:: What you need to do ::
Repeat the records exactly, with one exception: no images.

:: Materials provided ::
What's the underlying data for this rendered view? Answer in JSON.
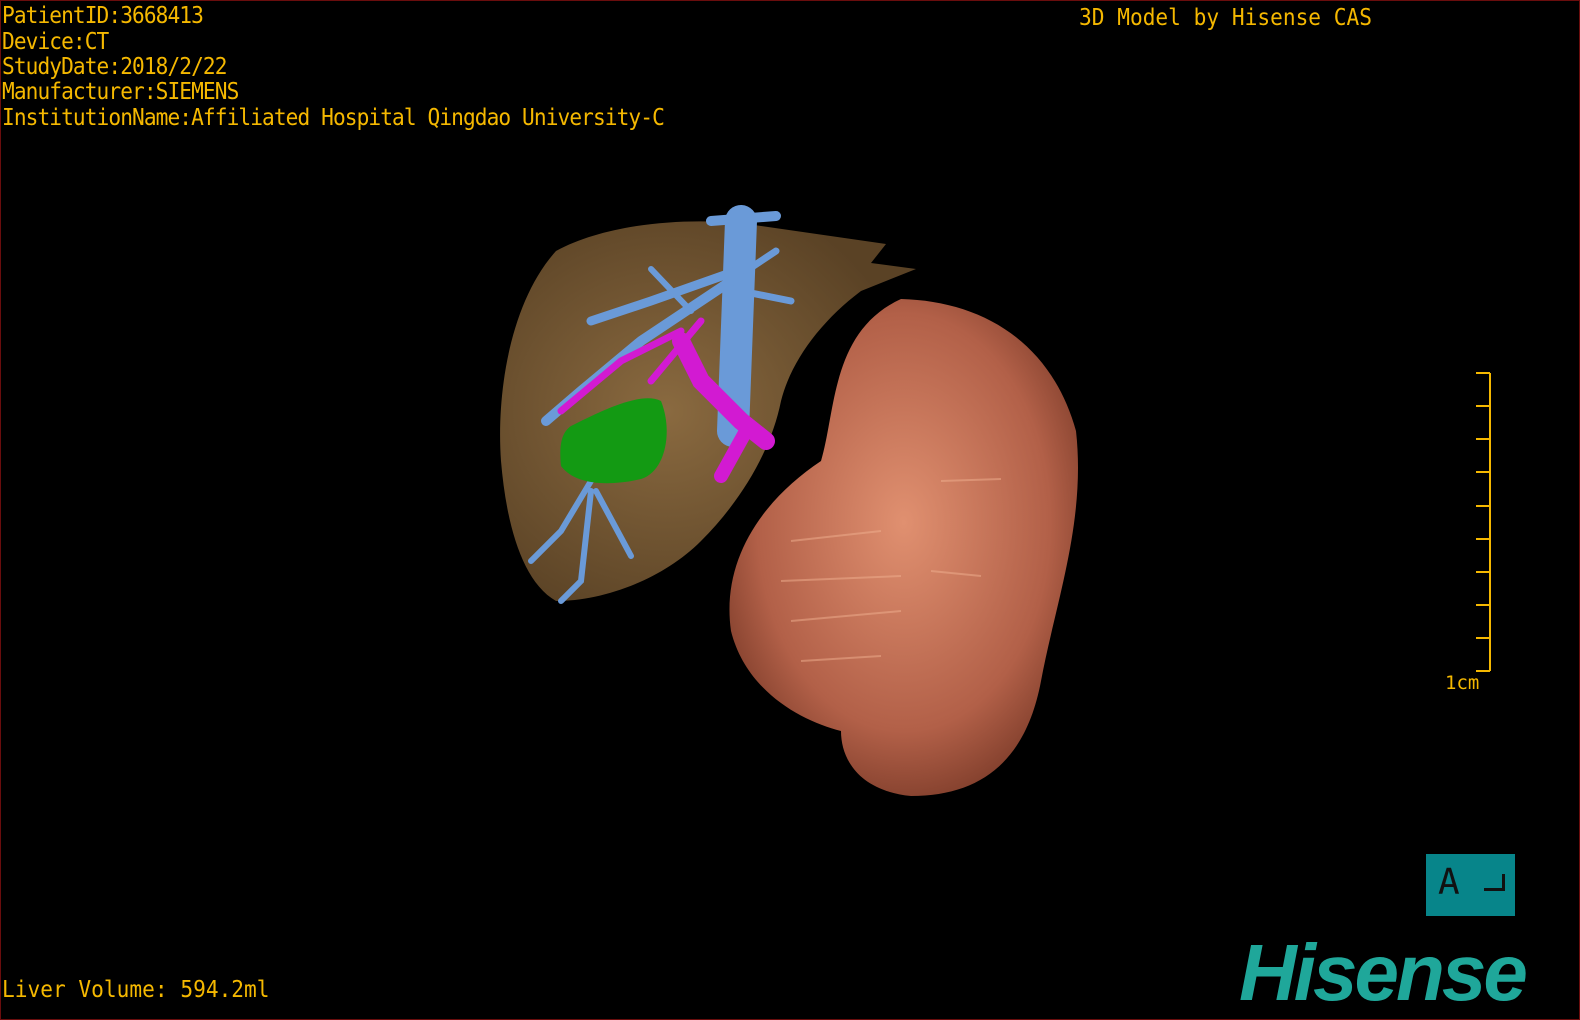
{
  "overlay": {
    "patient_id": "PatientID:3668413",
    "device": "Device:CT",
    "study_date": "StudyDate:2018/2/22",
    "manufacturer": "Manufacturer:SIEMENS",
    "institution": "InstitutionName:Affiliated Hospital Qingdao University-C",
    "credit": "3D Model by Hisense CAS",
    "liver_volume": "Liver Volume: 594.2ml"
  },
  "scale_bar": {
    "label": "1cm",
    "color": "#f5b800"
  },
  "orientation_cube": {
    "label": "A",
    "color": "#07858a"
  },
  "logo": {
    "text": "Hisense",
    "color": "#1fa79a"
  },
  "colors": {
    "liver": "#7a5a35",
    "portal_vein": "#6a9ad8",
    "artery": "#d21ad2",
    "gallbladder": "#139a13",
    "kidney": "#c87058",
    "text": "#f5b800"
  }
}
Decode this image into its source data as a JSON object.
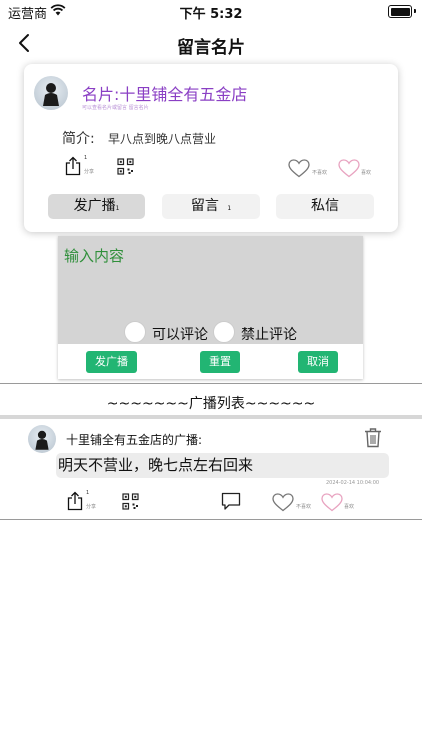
{
  "status_bar": {
    "carrier": "运营商",
    "time": "下午 5:32"
  },
  "nav": {
    "title": "留言名片"
  },
  "card": {
    "name": "名片:十里铺全有五金店",
    "faint_text": "可以查看名片或留言 留言名片",
    "intro_label": "简介:",
    "intro_value": "早八点到晚八点营业",
    "share_label": "分享",
    "unlike_label": "不喜欢",
    "like_label": "喜欢",
    "tabs": [
      {
        "label": "发广播"
      },
      {
        "label": "留言"
      },
      {
        "label": "私信"
      }
    ],
    "tab_badge": "1"
  },
  "input_panel": {
    "placeholder": "输入内容",
    "allow_comment": "可以评论",
    "forbid_comment": "禁止评论",
    "buttons": {
      "publish": "发广播",
      "reset": "重置",
      "cancel": "取消"
    }
  },
  "list": {
    "title": "~~~~~~~广播列表~~~~~~",
    "items": [
      {
        "author": "十里铺全有五金店的广播:",
        "message": "明天不营业，晚七点左右回来",
        "timestamp": "2024-02-14 10:04:00",
        "share_label": "分享",
        "unlike_label": "不喜欢",
        "like_label": "喜欢"
      }
    ]
  },
  "colors": {
    "accent_purple": "#8a3fc4",
    "green_button": "#22b573",
    "green_text": "#2f8f3a",
    "like_pink": "#e8a3c0"
  },
  "icons": [
    "back-chevron-icon",
    "share-icon",
    "qrcode-icon",
    "heart-outline-icon",
    "heart-pink-icon",
    "trash-icon",
    "comment-icon",
    "wifi-icon",
    "battery-icon"
  ]
}
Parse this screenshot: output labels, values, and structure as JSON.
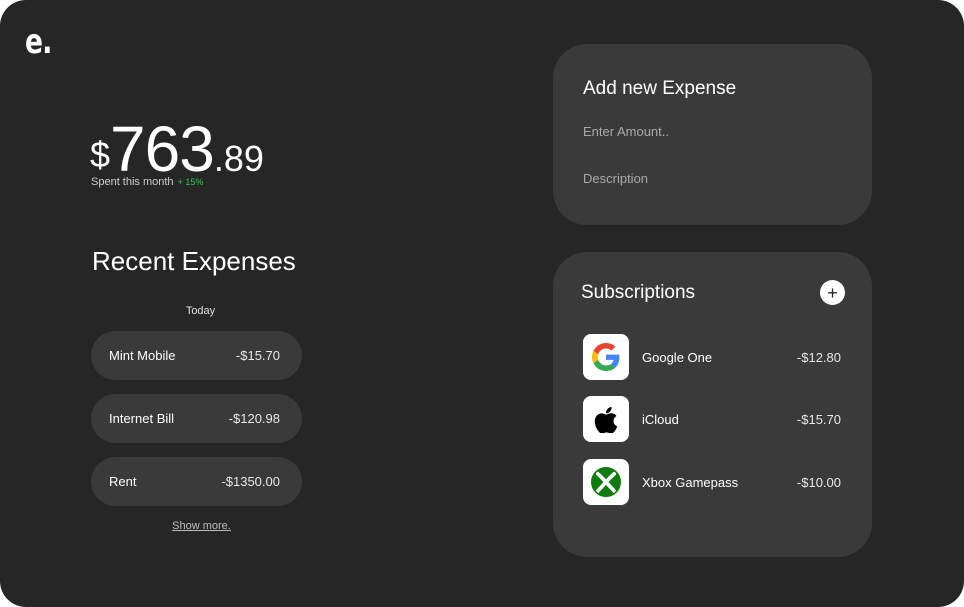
{
  "brand": {
    "logo": "e."
  },
  "summary": {
    "currency": "$",
    "amount_whole": "763",
    "amount_cents": ".89",
    "caption": "Spent this month",
    "change": "+ 15%",
    "change_color": "#2ecc4a"
  },
  "recent": {
    "title": "Recent Expenses",
    "group_label": "Today",
    "items": [
      {
        "name": "Mint Mobile",
        "amount": "-$15.70"
      },
      {
        "name": "Internet Bill",
        "amount": "-$120.98"
      },
      {
        "name": "Rent",
        "amount": "-$1350.00"
      }
    ],
    "show_more": "Show more."
  },
  "add_expense": {
    "title": "Add new Expense",
    "amount_placeholder": "Enter Amount..",
    "description_placeholder": "Description"
  },
  "subscriptions": {
    "title": "Subscriptions",
    "add_label": "+",
    "items": [
      {
        "name": "Google One",
        "price": "-$12.80",
        "icon": "google-icon"
      },
      {
        "name": "iCloud",
        "price": "-$15.70",
        "icon": "apple-icon"
      },
      {
        "name": "Xbox Gamepass",
        "price": "-$10.00",
        "icon": "xbox-icon"
      }
    ]
  },
  "colors": {
    "background": "#262626",
    "card": "#3a3a3a",
    "accent_positive": "#2ecc4a"
  }
}
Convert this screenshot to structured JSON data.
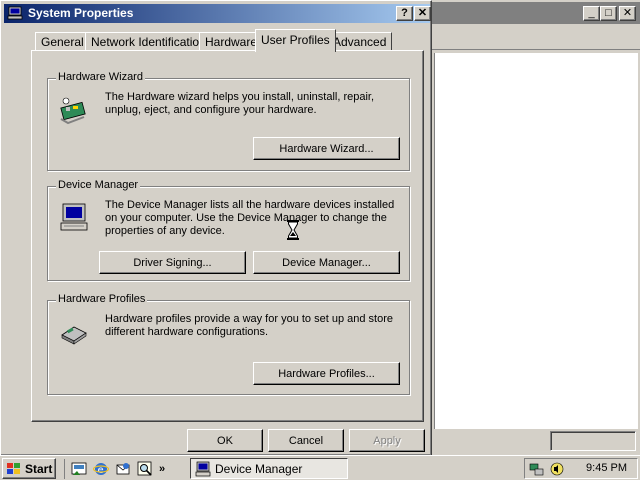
{
  "dialog": {
    "title": "System Properties",
    "help_label": "?",
    "close_label": "✕"
  },
  "tabs": [
    {
      "label": "General"
    },
    {
      "label": "Network Identification"
    },
    {
      "label": "Hardware"
    },
    {
      "label": "User Profiles"
    },
    {
      "label": "Advanced"
    }
  ],
  "groups": {
    "wizard": {
      "title": "Hardware Wizard",
      "description": "The Hardware wizard helps you install, uninstall, repair, unplug, eject, and configure your hardware.",
      "button": "Hardware Wizard..."
    },
    "device_manager": {
      "title": "Device Manager",
      "description": "The Device Manager lists all the hardware devices installed on your computer. Use the Device Manager to change the properties of any device.",
      "button_signing": "Driver Signing...",
      "button_dm": "Device Manager..."
    },
    "profiles": {
      "title": "Hardware Profiles",
      "description": "Hardware profiles provide a way for you to set up and store different hardware configurations.",
      "button": "Hardware Profiles..."
    }
  },
  "buttons": {
    "ok": "OK",
    "cancel": "Cancel",
    "apply": "Apply"
  },
  "background": {
    "minimize": "_",
    "maximize": "□",
    "close": "✕",
    "tree_toggle": "−"
  },
  "taskbar": {
    "start": "Start",
    "ql_more": "»",
    "task_label": "Device Manager",
    "clock": "9:45 PM"
  }
}
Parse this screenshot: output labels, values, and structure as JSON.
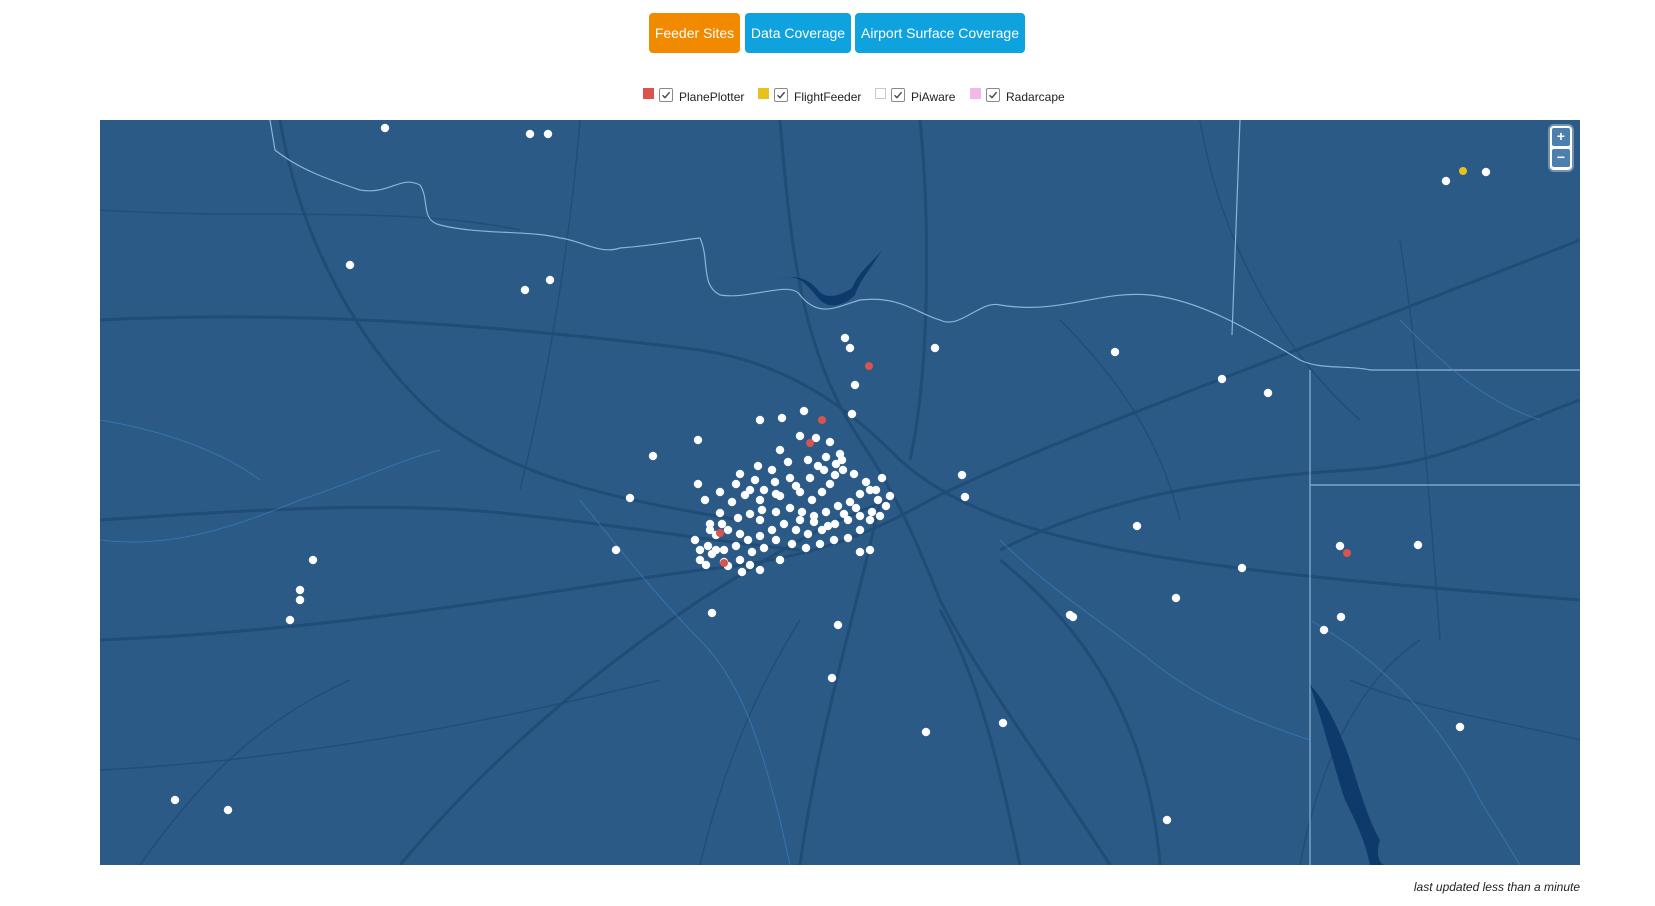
{
  "tabs": [
    {
      "label": "Feeder Sites",
      "active": true,
      "color": "#f28a00"
    },
    {
      "label": "Data Coverage",
      "active": false,
      "color": "#0ea3de"
    },
    {
      "label": "Airport Surface Coverage",
      "active": false,
      "color": "#0ea3de"
    }
  ],
  "legend": [
    {
      "label": "PlanePlotter",
      "color": "#d9534f",
      "checked": true
    },
    {
      "label": "FlightFeeder",
      "color": "#e8c21a",
      "checked": true
    },
    {
      "label": "PiAware",
      "color": "#ffffff",
      "checked": true
    },
    {
      "label": "Radarcape",
      "color": "#f3b8e6",
      "checked": true
    }
  ],
  "map": {
    "background_color": "#2b5a87",
    "river_color": "#9ec3e6",
    "water_color": "#0d3a6b",
    "zoom_in_label": "+",
    "zoom_out_label": "−"
  },
  "footer": {
    "last_updated": "last updated less than a minute"
  }
}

:: Task solution ::
What's the underlying data for this rendered view? Answer in JSON.
{
  "overlay": {
    "patient_id": "PatientID:3668413",
    "device": "Device:CT",
    "study_date": "StudyDate:2018/2/22",
    "manufacturer": "Manufacturer:SIEMENS",
    "institution": "InstitutionName:Affiliated Hospital Qingdao University-C",
    "credit": "3D Model by Hisense CAS",
    "liver_volume": "Liver Volume: 594.2ml"
  },
  "scale_bar": {
    "label": "1cm",
    "color": "#f5b800"
  },
  "orientation_cube": {
    "label": "A",
    "color": "#07858a"
  },
  "logo": {
    "text": "Hisense",
    "color": "#1fa79a"
  },
  "colors": {
    "liver": "#7a5a35",
    "portal_vein": "#6a9ad8",
    "artery": "#d21ad2",
    "gallbladder": "#139a13",
    "kidney": "#c87058",
    "text": "#f5b800"
  }
}
Decode this image into its source data as a JSON object.
{
  "status_bar": {
    "carrier": "运营商",
    "time": "下午 5:32"
  },
  "nav": {
    "title": "留言名片"
  },
  "card": {
    "name": "名片:十里铺全有五金店",
    "faint_text": "可以查看名片或留言 留言名片",
    "intro_label": "简介:",
    "intro_value": "早八点到晚八点营业",
    "share_label": "分享",
    "unlike_label": "不喜欢",
    "like_label": "喜欢",
    "tabs": [
      {
        "label": "发广播"
      },
      {
        "label": "留言"
      },
      {
        "label": "私信"
      }
    ],
    "tab_badge": "1"
  },
  "input_panel": {
    "placeholder": "输入内容",
    "allow_comment": "可以评论",
    "forbid_comment": "禁止评论",
    "buttons": {
      "publish": "发广播",
      "reset": "重置",
      "cancel": "取消"
    }
  },
  "list": {
    "title": "~~~~~~~广播列表~~~~~~",
    "items": [
      {
        "author": "十里铺全有五金店的广播:",
        "message": "明天不营业，晚七点左右回来",
        "timestamp": "2024-02-14 10:04:00",
        "share_label": "分享",
        "unlike_label": "不喜欢",
        "like_label": "喜欢"
      }
    ]
  },
  "colors": {
    "accent_purple": "#8a3fc4",
    "green_button": "#22b573",
    "green_text": "#2f8f3a",
    "like_pink": "#e8a3c0"
  },
  "icons": [
    "back-chevron-icon",
    "share-icon",
    "qrcode-icon",
    "heart-outline-icon",
    "heart-pink-icon",
    "trash-icon",
    "comment-icon",
    "wifi-icon",
    "battery-icon"
  ]
}
Parse this screenshot: output labels, values, and structure as JSON.
{
  "brand": {
    "logo": "e."
  },
  "summary": {
    "currency": "$",
    "amount_whole": "763",
    "amount_cents": ".89",
    "caption": "Spent this month",
    "change": "+ 15%",
    "change_color": "#2ecc4a"
  },
  "recent": {
    "title": "Recent Expenses",
    "group_label": "Today",
    "items": [
      {
        "name": "Mint Mobile",
        "amount": "-$15.70"
      },
      {
        "name": "Internet Bill",
        "amount": "-$120.98"
      },
      {
        "name": "Rent",
        "amount": "-$1350.00"
      }
    ],
    "show_more": "Show more."
  },
  "add_expense": {
    "title": "Add new Expense",
    "amount_placeholder": "Enter Amount..",
    "description_placeholder": "Description"
  },
  "subscriptions": {
    "title": "Subscriptions",
    "add_label": "+",
    "items": [
      {
        "name": "Google One",
        "price": "-$12.80",
        "icon": "google-icon"
      },
      {
        "name": "iCloud",
        "price": "-$15.70",
        "icon": "apple-icon"
      },
      {
        "name": "Xbox Gamepass",
        "price": "-$10.00",
        "icon": "xbox-icon"
      }
    ]
  },
  "colors": {
    "background": "#262626",
    "card": "#3a3a3a",
    "accent_positive": "#2ecc4a"
  }
}
Convert this screenshot to structured JSON data.
{
  "dialog": {
    "title": "System Properties",
    "help_label": "?",
    "close_label": "✕"
  },
  "tabs": [
    {
      "label": "General"
    },
    {
      "label": "Network Identification"
    },
    {
      "label": "Hardware"
    },
    {
      "label": "User Profiles"
    },
    {
      "label": "Advanced"
    }
  ],
  "groups": {
    "wizard": {
      "title": "Hardware Wizard",
      "description": "The Hardware wizard helps you install, uninstall, repair, unplug, eject, and configure your hardware.",
      "button": "Hardware Wizard..."
    },
    "device_manager": {
      "title": "Device Manager",
      "description": "The Device Manager lists all the hardware devices installed on your computer. Use the Device Manager to change the properties of any device.",
      "button_signing": "Driver Signing...",
      "button_dm": "Device Manager..."
    },
    "profiles": {
      "title": "Hardware Profiles",
      "description": "Hardware profiles provide a way for you to set up and store different hardware configurations.",
      "button": "Hardware Profiles..."
    }
  },
  "buttons": {
    "ok": "OK",
    "cancel": "Cancel",
    "apply": "Apply"
  },
  "background": {
    "minimize": "_",
    "maximize": "□",
    "close": "✕",
    "tree_toggle": "−"
  },
  "taskbar": {
    "start": "Start",
    "ql_more": "»",
    "task_label": "Device Manager",
    "clock": "9:45 PM"
  }
}
Parse this screenshot: output labels, values, and structure as JSON.
{
  "tabs": [
    {
      "label": "Feeder Sites",
      "active": true,
      "color": "#f28a00"
    },
    {
      "label": "Data Coverage",
      "active": false,
      "color": "#0ea3de"
    },
    {
      "label": "Airport Surface Coverage",
      "active": false,
      "color": "#0ea3de"
    }
  ],
  "legend": [
    {
      "label": "PlanePlotter",
      "color": "#d9534f",
      "checked": true
    },
    {
      "label": "FlightFeeder",
      "color": "#e8c21a",
      "checked": true
    },
    {
      "label": "PiAware",
      "color": "#ffffff",
      "checked": true
    },
    {
      "label": "Radarcape",
      "color": "#f3b8e6",
      "checked": true
    }
  ],
  "map": {
    "background_color": "#2b5a87",
    "river_color": "#9ec3e6",
    "water_color": "#0d3a6b",
    "zoom_in_label": "+",
    "zoom_out_label": "−"
  },
  "footer": {
    "last_updated": "last updated less than a minute"
  }
}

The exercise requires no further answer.